What you need to do: An exact reproduction of each record is required.

(App and web page records)
::::::

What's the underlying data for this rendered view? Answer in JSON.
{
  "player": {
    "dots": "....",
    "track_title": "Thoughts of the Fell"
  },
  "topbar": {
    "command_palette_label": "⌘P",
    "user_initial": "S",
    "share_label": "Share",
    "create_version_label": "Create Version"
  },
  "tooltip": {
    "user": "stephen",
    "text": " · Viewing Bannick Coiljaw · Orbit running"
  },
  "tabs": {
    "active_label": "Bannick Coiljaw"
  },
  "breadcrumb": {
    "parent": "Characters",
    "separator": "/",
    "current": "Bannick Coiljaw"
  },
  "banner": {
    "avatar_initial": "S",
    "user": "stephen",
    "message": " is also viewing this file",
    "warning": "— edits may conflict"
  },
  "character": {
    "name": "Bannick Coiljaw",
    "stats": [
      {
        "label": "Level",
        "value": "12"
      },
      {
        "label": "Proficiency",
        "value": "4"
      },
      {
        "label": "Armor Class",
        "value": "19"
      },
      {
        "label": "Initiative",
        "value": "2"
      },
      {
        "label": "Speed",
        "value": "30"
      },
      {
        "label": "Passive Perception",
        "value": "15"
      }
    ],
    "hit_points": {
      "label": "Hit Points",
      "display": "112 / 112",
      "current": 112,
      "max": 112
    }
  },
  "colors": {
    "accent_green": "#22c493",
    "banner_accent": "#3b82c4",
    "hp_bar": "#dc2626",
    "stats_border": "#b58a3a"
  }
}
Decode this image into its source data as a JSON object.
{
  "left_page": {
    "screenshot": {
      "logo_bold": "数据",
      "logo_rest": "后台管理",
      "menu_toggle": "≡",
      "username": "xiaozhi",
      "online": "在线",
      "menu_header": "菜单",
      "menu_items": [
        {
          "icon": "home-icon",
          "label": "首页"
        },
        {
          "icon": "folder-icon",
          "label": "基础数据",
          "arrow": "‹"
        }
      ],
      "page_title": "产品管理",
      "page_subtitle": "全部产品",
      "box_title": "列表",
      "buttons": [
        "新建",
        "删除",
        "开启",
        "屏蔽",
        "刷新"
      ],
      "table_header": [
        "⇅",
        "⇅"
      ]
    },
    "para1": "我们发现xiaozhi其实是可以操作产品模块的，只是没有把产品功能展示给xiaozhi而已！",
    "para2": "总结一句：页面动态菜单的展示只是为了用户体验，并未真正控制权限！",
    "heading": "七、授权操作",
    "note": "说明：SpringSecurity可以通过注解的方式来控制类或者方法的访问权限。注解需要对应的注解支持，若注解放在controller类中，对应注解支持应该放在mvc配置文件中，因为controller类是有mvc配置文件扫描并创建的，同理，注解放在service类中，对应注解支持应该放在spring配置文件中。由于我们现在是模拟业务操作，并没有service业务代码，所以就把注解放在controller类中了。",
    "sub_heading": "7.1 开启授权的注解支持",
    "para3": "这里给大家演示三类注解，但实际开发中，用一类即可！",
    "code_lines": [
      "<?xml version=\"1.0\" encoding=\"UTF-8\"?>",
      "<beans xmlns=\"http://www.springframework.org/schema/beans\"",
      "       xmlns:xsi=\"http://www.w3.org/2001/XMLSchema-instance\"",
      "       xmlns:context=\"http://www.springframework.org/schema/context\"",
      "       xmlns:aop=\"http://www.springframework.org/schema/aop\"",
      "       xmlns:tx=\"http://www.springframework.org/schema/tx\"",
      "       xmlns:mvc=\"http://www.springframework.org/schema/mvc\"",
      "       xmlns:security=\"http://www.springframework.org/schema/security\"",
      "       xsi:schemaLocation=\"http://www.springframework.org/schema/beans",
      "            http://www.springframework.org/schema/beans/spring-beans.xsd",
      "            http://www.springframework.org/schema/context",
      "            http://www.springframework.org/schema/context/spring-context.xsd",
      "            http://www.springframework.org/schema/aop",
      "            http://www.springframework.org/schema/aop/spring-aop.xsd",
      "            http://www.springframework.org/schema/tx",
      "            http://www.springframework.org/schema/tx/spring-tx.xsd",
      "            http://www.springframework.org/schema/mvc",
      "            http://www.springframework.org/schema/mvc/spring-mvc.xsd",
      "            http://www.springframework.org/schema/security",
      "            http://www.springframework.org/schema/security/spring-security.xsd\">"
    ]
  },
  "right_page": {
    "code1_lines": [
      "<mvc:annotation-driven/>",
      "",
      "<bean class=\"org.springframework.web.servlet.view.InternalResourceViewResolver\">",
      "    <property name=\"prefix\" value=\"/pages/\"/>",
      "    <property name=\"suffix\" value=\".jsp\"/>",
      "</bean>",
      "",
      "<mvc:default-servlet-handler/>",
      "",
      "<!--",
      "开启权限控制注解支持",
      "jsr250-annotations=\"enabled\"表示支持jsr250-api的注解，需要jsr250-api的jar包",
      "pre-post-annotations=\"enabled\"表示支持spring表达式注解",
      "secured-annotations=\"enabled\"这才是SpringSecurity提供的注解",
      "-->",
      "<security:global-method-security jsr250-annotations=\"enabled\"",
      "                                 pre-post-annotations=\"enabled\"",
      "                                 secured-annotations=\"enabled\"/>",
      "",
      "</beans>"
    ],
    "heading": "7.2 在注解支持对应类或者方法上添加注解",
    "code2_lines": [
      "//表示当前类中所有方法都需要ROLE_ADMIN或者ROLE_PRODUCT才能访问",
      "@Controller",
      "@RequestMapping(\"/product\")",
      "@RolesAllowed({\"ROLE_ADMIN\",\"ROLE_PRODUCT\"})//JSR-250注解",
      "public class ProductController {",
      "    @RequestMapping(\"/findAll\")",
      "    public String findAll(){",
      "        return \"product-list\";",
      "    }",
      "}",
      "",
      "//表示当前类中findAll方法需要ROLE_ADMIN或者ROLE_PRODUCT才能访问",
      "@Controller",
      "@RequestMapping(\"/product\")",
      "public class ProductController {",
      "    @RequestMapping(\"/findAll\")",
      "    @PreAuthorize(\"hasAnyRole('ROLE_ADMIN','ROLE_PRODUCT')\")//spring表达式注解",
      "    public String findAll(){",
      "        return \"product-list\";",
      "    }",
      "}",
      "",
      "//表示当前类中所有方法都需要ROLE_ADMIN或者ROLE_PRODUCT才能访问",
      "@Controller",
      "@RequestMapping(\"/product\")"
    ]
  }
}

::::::

The completed task:
What's the underlying data for this rendered view? Answer in JSON.
{
  "player": {
    "dots": "....",
    "track_title": "Thoughts of the Fell"
  },
  "topbar": {
    "command_palette_label": "⌘P",
    "user_initial": "S",
    "share_label": "Share",
    "create_version_label": "Create Version"
  },
  "tooltip": {
    "user": "stephen",
    "text": " · Viewing Bannick Coiljaw · Orbit running"
  },
  "tabs": {
    "active_label": "Bannick Coiljaw"
  },
  "breadcrumb": {
    "parent": "Characters",
    "separator": "/",
    "current": "Bannick Coiljaw"
  },
  "banner": {
    "avatar_initial": "S",
    "user": "stephen",
    "message": " is also viewing this file",
    "warning": "— edits may conflict"
  },
  "character": {
    "name": "Bannick Coiljaw",
    "stats": [
      {
        "label": "Level",
        "value": "12"
      },
      {
        "label": "Proficiency",
        "value": "4"
      },
      {
        "label": "Armor Class",
        "value": "19"
      },
      {
        "label": "Initiative",
        "value": "2"
      },
      {
        "label": "Speed",
        "value": "30"
      },
      {
        "label": "Passive Perception",
        "value": "15"
      }
    ],
    "hit_points": {
      "label": "Hit Points",
      "display": "112 / 112",
      "current": 112,
      "max": 112
    }
  },
  "colors": {
    "accent_green": "#22c493",
    "banner_accent": "#3b82c4",
    "hp_bar": "#dc2626",
    "stats_border": "#b58a3a"
  }
}
Decode this image into its source data as a JSON object.
{
  "left_page": {
    "screenshot": {
      "logo_bold": "数据",
      "logo_rest": "后台管理",
      "menu_toggle": "≡",
      "username": "xiaozhi",
      "online": "在线",
      "menu_header": "菜单",
      "menu_items": [
        {
          "icon": "home-icon",
          "label": "首页"
        },
        {
          "icon": "folder-icon",
          "label": "基础数据",
          "arrow": "‹"
        }
      ],
      "page_title": "产品管理",
      "page_subtitle": "全部产品",
      "box_title": "列表",
      "buttons": [
        "新建",
        "删除",
        "开启",
        "屏蔽",
        "刷新"
      ],
      "table_header": [
        "⇅",
        "⇅"
      ]
    },
    "para1": "我们发现xiaozhi其实是可以操作产品模块的，只是没有把产品功能展示给xiaozhi而已！",
    "para2": "总结一句：页面动态菜单的展示只是为了用户体验，并未真正控制权限！",
    "heading": "七、授权操作",
    "note": "说明：SpringSecurity可以通过注解的方式来控制类或者方法的访问权限。注解需要对应的注解支持，若注解放在controller类中，对应注解支持应该放在mvc配置文件中，因为controller类是有mvc配置文件扫描并创建的，同理，注解放在service类中，对应注解支持应该放在spring配置文件中。由于我们现在是模拟业务操作，并没有service业务代码，所以就把注解放在controller类中了。",
    "sub_heading": "7.1 开启授权的注解支持",
    "para3": "这里给大家演示三类注解，但实际开发中，用一类即可！",
    "code_lines": [
      "<?xml version=\"1.0\" encoding=\"UTF-8\"?>",
      "<beans xmlns=\"http://www.springframework.org/schema/beans\"",
      "       xmlns:xsi=\"http://www.w3.org/2001/XMLSchema-instance\"",
      "       xmlns:context=\"http://www.springframework.org/schema/context\"",
      "       xmlns:aop=\"http://www.springframework.org/schema/aop\"",
      "       xmlns:tx=\"http://www.springframework.org/schema/tx\"",
      "       xmlns:mvc=\"http://www.springframework.org/schema/mvc\"",
      "       xmlns:security=\"http://www.springframework.org/schema/security\"",
      "       xsi:schemaLocation=\"http://www.springframework.org/schema/beans",
      "            http://www.springframework.org/schema/beans/spring-beans.xsd",
      "            http://www.springframework.org/schema/context",
      "            http://www.springframework.org/schema/context/spring-context.xsd",
      "            http://www.springframework.org/schema/aop",
      "            http://www.springframework.org/schema/aop/spring-aop.xsd",
      "            http://www.springframework.org/schema/tx",
      "            http://www.springframework.org/schema/tx/spring-tx.xsd",
      "            http://www.springframework.org/schema/mvc",
      "            http://www.springframework.org/schema/mvc/spring-mvc.xsd",
      "            http://www.springframework.org/schema/security",
      "            http://www.springframework.org/schema/security/spring-security.xsd\">"
    ]
  },
  "right_page": {
    "code1_lines": [
      "<mvc:annotation-driven/>",
      "",
      "<bean class=\"org.springframework.web.servlet.view.InternalResourceViewResolver\">",
      "    <property name=\"prefix\" value=\"/pages/\"/>",
      "    <property name=\"suffix\" value=\".jsp\"/>",
      "</bean>",
      "",
      "<mvc:default-servlet-handler/>",
      "",
      "<!--",
      "开启权限控制注解支持",
      "jsr250-annotations=\"enabled\"表示支持jsr250-api的注解，需要jsr250-api的jar包",
      "pre-post-annotations=\"enabled\"表示支持spring表达式注解",
      "secured-annotations=\"enabled\"这才是SpringSecurity提供的注解",
      "-->",
      "<security:global-method-security jsr250-annotations=\"enabled\"",
      "                                 pre-post-annotations=\"enabled\"",
      "                                 secured-annotations=\"enabled\"/>",
      "",
      "</beans>"
    ],
    "heading": "7.2 在注解支持对应类或者方法上添加注解",
    "code2_lines": [
      "//表示当前类中所有方法都需要ROLE_ADMIN或者ROLE_PRODUCT才能访问",
      "@Controller",
      "@RequestMapping(\"/product\")",
      "@RolesAllowed({\"ROLE_ADMIN\",\"ROLE_PRODUCT\"})//JSR-250注解",
      "public class ProductController {",
      "    @RequestMapping(\"/findAll\")",
      "    public String findAll(){",
      "        return \"product-list\";",
      "    }",
      "}",
      "",
      "//表示当前类中findAll方法需要ROLE_ADMIN或者ROLE_PRODUCT才能访问",
      "@Controller",
      "@RequestMapping(\"/product\")",
      "public class ProductController {",
      "    @RequestMapping(\"/findAll\")",
      "    @PreAuthorize(\"hasAnyRole('ROLE_ADMIN','ROLE_PRODUCT')\")//spring表达式注解",
      "    public String findAll(){",
      "        return \"product-list\";",
      "    }",
      "}",
      "",
      "//表示当前类中所有方法都需要ROLE_ADMIN或者ROLE_PRODUCT才能访问",
      "@Controller",
      "@RequestMapping(\"/product\")"
    ]
  }
}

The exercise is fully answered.